Secure multiparty computations enable the distribution of so-called shares of sensitive data to multiple parties such that the multiple parties can effectively process the data while being unable to glean much information about the data (at least not without collusion among all parties to put back together all the shares).
The transcriptions used to train an Automatic Speech Recognition (ASR) system may contain errors.
This paper considers a learning setting in which multiple parties aim to train a contextual bandit together in a private way: the parties aim to maximize the total reward but do not want to share any of the relevant information they possess with the other parties.
We propose a direct-to-word sequence model which uses a word network to learn word embeddings from letters.
Coupled with a convolutional language model, our time-depth separable convolution architecture improves by more than 22% relative WER over the best previously reported sequence-to-sequence results on the noisy LibriSpeech test set.
This paper introduces wav2letter++, the fastest open-source deep learning speech recognition framework.
We propose a single neural network architecture for two tasks: on-line keyword spotting and voice activity detection.
Deep learning has dramatically improved the performance of speech recognition systems through learning hierarchies of features optimized for the task at hand.
29 code implementations • 8 Dec 2015 • Dario Amodei, Rishita Anubhai, Eric Battenberg, Carl Case, Jared Casper, Bryan Catanzaro, Jingdong Chen, Mike Chrzanowski, Adam Coates, Greg Diamos, Erich Elsen, Jesse Engel, Linxi Fan, Christopher Fougner, Tony Han, Awni Hannun, Billy Jun, Patrick LeGresley, Libby Lin, Sharan Narang, Andrew Ng, Sherjil Ozair, Ryan Prenger, Jonathan Raiman, Sanjeev Satheesh, David Seetapun, Shubho Sengupta, Yi Wang, Zhiqian Wang, Chong Wang, Bo Xiao, Dani Yogatama, Jun Zhan, Zhenyao Zhu
We show that an end-to-end deep learning approach can be used to recognize either English or Mandarin Chinese speech--two vastly different languages.
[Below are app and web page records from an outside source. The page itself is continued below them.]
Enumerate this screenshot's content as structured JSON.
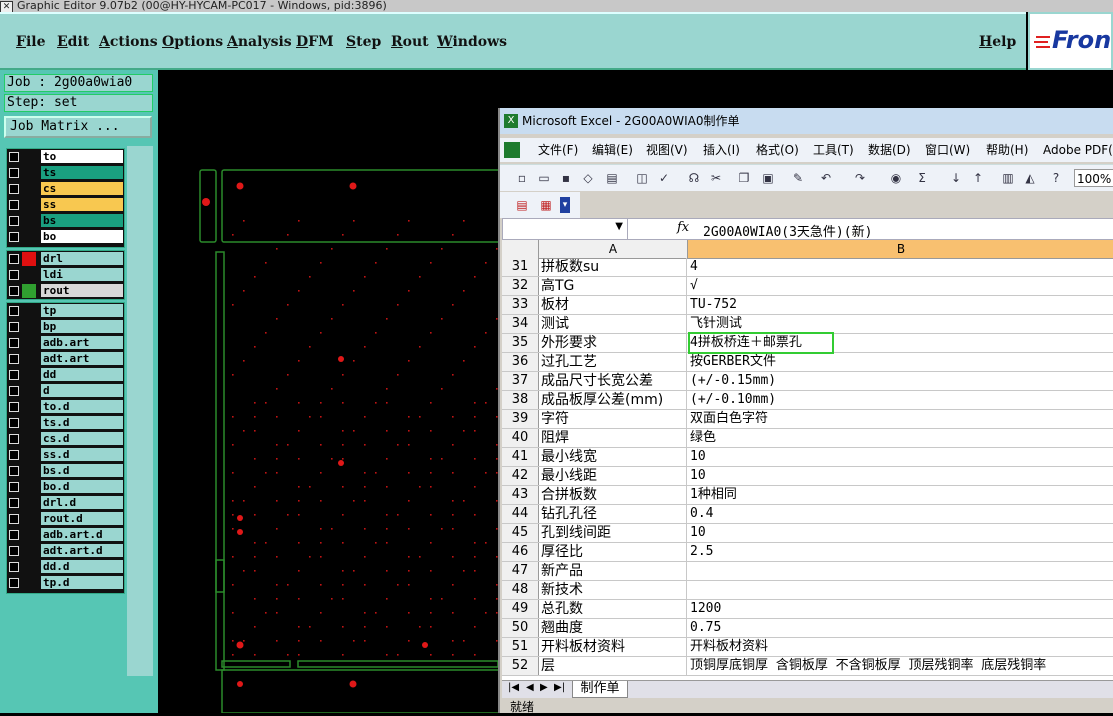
{
  "app": {
    "title": "Graphic Editor 9.07b2 (00@HY-HYCAM-PC017 - Windows, pid:3896)",
    "menu": [
      "File",
      "Edit",
      "Actions",
      "Options",
      "Analysis",
      "DFM",
      "Step",
      "Rout",
      "Windows"
    ],
    "help": "Help",
    "logo": "Fron"
  },
  "job": {
    "job_label": "Job : 2g00a0wia0",
    "step_label": "Step: set",
    "matrix_button": "Job Matrix ..."
  },
  "layers": {
    "group1": [
      {
        "name": "to",
        "color": "#ffffff"
      },
      {
        "name": "ts",
        "color": "#1aa080"
      },
      {
        "name": "cs",
        "color": "#f8c850"
      },
      {
        "name": "ss",
        "color": "#f8c850"
      },
      {
        "name": "bs",
        "color": "#1aa080"
      },
      {
        "name": "bo",
        "color": "#ffffff"
      }
    ],
    "group2": [
      {
        "name": "drl",
        "swatch": "#e01010",
        "color": "#9ad6d0"
      },
      {
        "name": "ldi",
        "swatch": "#111111",
        "color": "#9ad6d0"
      },
      {
        "name": "rout",
        "swatch": "#30a030",
        "color": "#d8d8d8"
      }
    ],
    "group3": [
      "tp",
      "bp",
      "adb.art",
      "adt.art",
      "dd",
      "d",
      "to.d",
      "ts.d",
      "cs.d",
      "ss.d",
      "bs.d",
      "bo.d",
      "drl.d",
      "rout.d",
      "adb.art.d",
      "adt.art.d",
      "dd.d",
      "tp.d"
    ]
  },
  "excel": {
    "title": "Microsoft Excel - 2G00A0WIA0制作单",
    "menu": [
      "文件(F)",
      "编辑(E)",
      "视图(V)",
      "插入(I)",
      "格式(O)",
      "工具(T)",
      "数据(D)",
      "窗口(W)",
      "帮助(H)",
      "Adobe PDF("
    ],
    "zoom": "100%",
    "fx": "fx",
    "formula_value": "2G00A0WIA0(3天急件)(新)",
    "columns": [
      "A",
      "B"
    ],
    "rows": [
      {
        "n": "31",
        "a": "拼板数su",
        "b": "4"
      },
      {
        "n": "32",
        "a": "高TG",
        "b": "√"
      },
      {
        "n": "33",
        "a": "板材",
        "b": "TU-752"
      },
      {
        "n": "34",
        "a": "测试",
        "b": "飞针测试"
      },
      {
        "n": "35",
        "a": "外形要求",
        "b": "4拼板桥连＋邮票孔"
      },
      {
        "n": "36",
        "a": "过孔工艺",
        "b": "按GERBER文件"
      },
      {
        "n": "37",
        "a": "成品尺寸长宽公差",
        "b": "(+/-0.15mm)"
      },
      {
        "n": "38",
        "a": "成品板厚公差(mm)",
        "b": "(+/-0.10mm)"
      },
      {
        "n": "39",
        "a": "字符",
        "b": "双面白色字符"
      },
      {
        "n": "40",
        "a": "阻焊",
        "b": "绿色"
      },
      {
        "n": "41",
        "a": "最小线宽",
        "b": "10"
      },
      {
        "n": "42",
        "a": "最小线距",
        "b": "10"
      },
      {
        "n": "43",
        "a": "合拼板数",
        "b": "1种相同"
      },
      {
        "n": "44",
        "a": "钻孔孔径",
        "b": "0.4"
      },
      {
        "n": "45",
        "a": "孔到线间距",
        "b": "10"
      },
      {
        "n": "46",
        "a": "厚径比",
        "b": "2.5"
      },
      {
        "n": "47",
        "a": "新产品",
        "b": ""
      },
      {
        "n": "48",
        "a": "新技术",
        "b": ""
      },
      {
        "n": "49",
        "a": "总孔数",
        "b": "1200"
      },
      {
        "n": "50",
        "a": "翘曲度",
        "b": "0.75"
      },
      {
        "n": "51",
        "a": "开料板材资料",
        "b": "开料板材资料"
      },
      {
        "n": "52",
        "a": "层",
        "b": "顶铜厚底铜厚 含铜板厚 不含铜板厚 顶层残铜率 底层残铜率"
      }
    ],
    "sheet_tab": "制作单",
    "status": "就绪"
  }
}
We present a state-of-the-art speech recognition system developed using end-to-end deep learning.